Records from a data collection -
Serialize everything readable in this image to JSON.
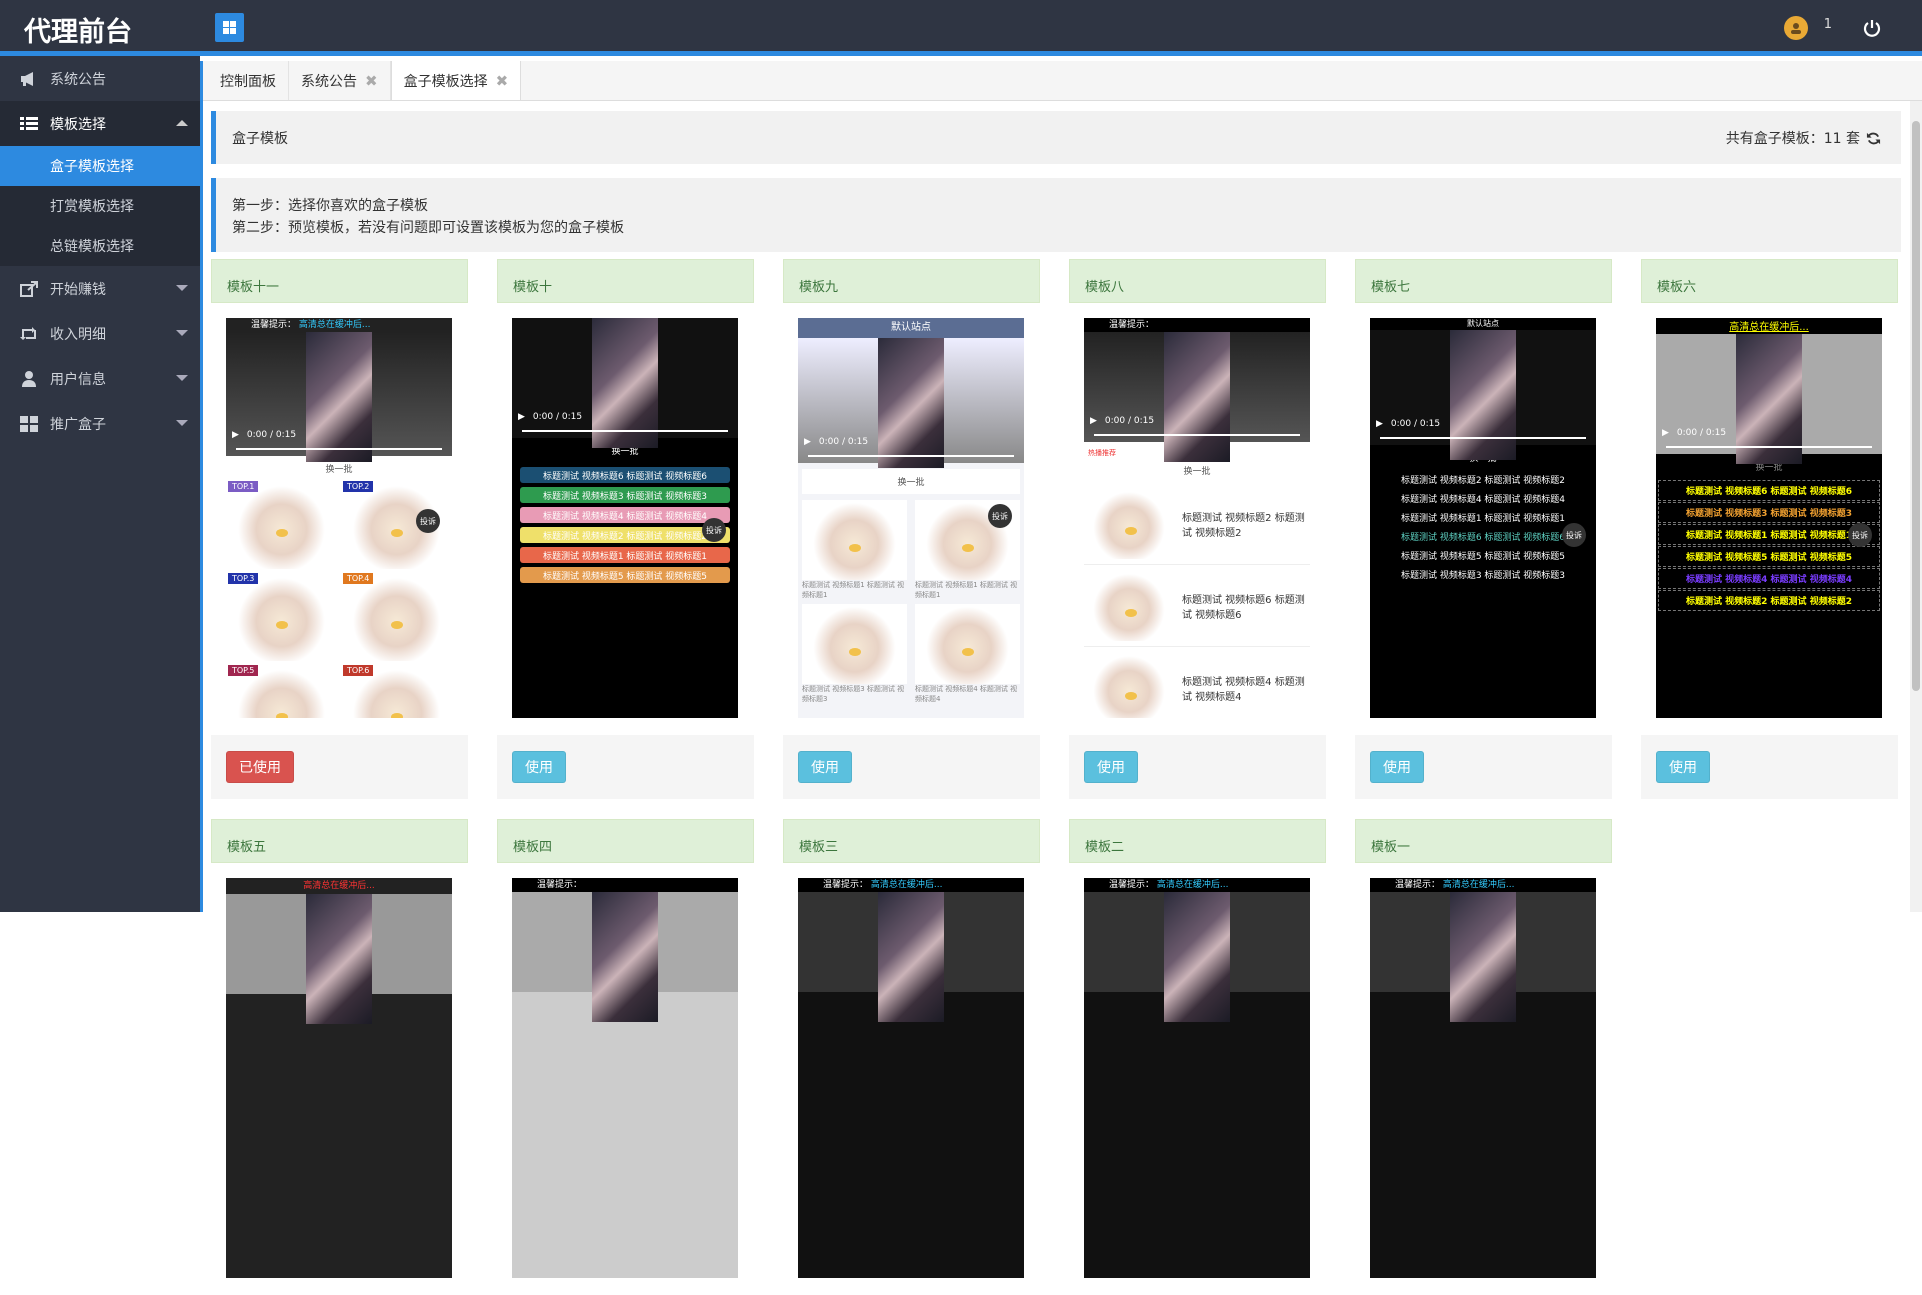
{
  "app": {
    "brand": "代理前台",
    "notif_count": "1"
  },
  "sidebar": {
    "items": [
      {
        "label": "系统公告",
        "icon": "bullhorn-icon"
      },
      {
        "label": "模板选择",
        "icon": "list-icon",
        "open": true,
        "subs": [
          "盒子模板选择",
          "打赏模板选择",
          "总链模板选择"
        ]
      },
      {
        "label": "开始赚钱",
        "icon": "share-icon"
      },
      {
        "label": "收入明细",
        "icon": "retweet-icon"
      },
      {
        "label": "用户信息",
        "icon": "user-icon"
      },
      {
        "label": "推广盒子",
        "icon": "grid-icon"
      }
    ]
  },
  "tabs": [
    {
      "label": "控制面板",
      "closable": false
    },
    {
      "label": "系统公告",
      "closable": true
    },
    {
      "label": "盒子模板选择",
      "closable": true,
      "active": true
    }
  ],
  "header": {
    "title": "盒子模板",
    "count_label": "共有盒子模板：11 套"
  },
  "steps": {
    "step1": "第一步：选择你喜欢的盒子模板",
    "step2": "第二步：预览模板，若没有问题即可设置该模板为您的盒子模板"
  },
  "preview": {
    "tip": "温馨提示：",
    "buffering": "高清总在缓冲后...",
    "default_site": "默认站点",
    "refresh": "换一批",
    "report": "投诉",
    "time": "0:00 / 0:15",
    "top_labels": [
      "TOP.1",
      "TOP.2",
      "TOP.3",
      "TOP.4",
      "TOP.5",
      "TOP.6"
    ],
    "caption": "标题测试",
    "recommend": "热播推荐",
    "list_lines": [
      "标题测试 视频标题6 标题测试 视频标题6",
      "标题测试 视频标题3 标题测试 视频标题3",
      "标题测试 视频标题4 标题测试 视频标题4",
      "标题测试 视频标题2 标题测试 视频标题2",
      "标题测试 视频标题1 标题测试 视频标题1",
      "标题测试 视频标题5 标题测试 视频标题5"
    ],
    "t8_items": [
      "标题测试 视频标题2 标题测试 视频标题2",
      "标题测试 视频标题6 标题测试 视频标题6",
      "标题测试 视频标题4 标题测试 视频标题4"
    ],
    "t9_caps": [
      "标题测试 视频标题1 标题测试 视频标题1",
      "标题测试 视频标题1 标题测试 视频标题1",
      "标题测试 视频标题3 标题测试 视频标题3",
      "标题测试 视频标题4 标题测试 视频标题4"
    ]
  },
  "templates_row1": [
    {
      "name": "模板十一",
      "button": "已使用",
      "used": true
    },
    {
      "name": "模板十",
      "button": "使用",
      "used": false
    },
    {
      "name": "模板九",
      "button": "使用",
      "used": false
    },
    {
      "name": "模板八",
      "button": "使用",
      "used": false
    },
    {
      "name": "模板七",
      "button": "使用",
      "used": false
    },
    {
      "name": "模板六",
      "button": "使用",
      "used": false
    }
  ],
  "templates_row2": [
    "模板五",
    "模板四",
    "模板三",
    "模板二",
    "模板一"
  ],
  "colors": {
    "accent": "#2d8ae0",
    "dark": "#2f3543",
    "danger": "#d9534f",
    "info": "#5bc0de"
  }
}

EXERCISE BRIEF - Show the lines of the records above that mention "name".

RESPONSE AREA -
      "name": "模板十一",
      "name": "模板十",
      "name": "模板九",
      "name": "模板八",
      "name": "模板七",
      "name": "模板六",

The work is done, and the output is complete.